What if J. Pierpont Morgan got Teddy Roosevelt pregnant? What if Commodore Vanderbilt and Andrew Carnegie were adventursome unicorns? Then Wall Street Journal readers could enjoy thematic fan fiction every bit as pedestrian as the fan-written works already receiving the Journal’s attention.
The success of Fifty Shades of Grey has been paralleled by endless articles about its fan-fic roots. These typically dwell on Kirk and Spock being amorous and Harry Potter’s remarkable lack of chastity, and end with the traditional question: why aren’t these writers being sued?
The Wall Street Journal only departs from the usual pattern because Orson Scott Card tells them he is about to do something completely unexpected:
After spending years fending off fan fiction, and occasionally sending out “cease and desist” letters through his lawyer to block potential copyright violations, science-fiction novelist Orson Scott Card has started courting fan writers. Mr. Card, author of the best-selling “Ender’s Game” series, is planning to host a contest for “Ender’s Game” fan fiction this fall. Fans will be able to submit their work to his Web site. The winning stories will be published as an anthology that will become part of the official “canon” of the “Ender’s Game” series.
“Every piece of fan fiction is an ad for my book,” Mr. Card says. “What kind of idiot would I be to want that to disappear?”

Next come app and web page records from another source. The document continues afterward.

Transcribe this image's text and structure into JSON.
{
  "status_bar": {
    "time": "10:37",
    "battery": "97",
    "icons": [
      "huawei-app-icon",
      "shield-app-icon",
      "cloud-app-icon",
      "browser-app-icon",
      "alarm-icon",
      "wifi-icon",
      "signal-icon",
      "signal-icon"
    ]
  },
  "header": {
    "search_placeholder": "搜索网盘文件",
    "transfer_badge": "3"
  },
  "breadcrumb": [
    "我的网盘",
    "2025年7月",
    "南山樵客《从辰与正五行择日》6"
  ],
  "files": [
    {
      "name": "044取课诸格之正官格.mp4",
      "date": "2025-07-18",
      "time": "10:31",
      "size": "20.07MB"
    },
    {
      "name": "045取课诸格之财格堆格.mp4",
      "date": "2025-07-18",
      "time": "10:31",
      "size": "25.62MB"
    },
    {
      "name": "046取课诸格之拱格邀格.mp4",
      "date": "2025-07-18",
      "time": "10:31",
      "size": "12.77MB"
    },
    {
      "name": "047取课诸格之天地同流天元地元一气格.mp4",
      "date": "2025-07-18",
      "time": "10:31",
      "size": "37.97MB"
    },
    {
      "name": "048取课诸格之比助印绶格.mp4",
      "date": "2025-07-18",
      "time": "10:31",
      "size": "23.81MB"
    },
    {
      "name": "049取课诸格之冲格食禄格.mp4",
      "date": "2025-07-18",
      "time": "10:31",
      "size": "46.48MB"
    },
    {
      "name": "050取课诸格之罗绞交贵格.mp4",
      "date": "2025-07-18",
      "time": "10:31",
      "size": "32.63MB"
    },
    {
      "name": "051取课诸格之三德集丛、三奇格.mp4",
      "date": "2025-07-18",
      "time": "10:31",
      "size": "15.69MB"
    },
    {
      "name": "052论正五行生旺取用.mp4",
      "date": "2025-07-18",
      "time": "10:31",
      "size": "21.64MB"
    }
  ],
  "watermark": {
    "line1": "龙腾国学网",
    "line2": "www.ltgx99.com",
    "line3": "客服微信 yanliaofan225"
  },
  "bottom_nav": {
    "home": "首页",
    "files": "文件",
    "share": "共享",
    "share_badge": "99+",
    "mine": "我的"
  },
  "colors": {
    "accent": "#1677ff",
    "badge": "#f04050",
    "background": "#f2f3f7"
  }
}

Update 06/20/2012: Fixed spelling of gray. Or was it grey…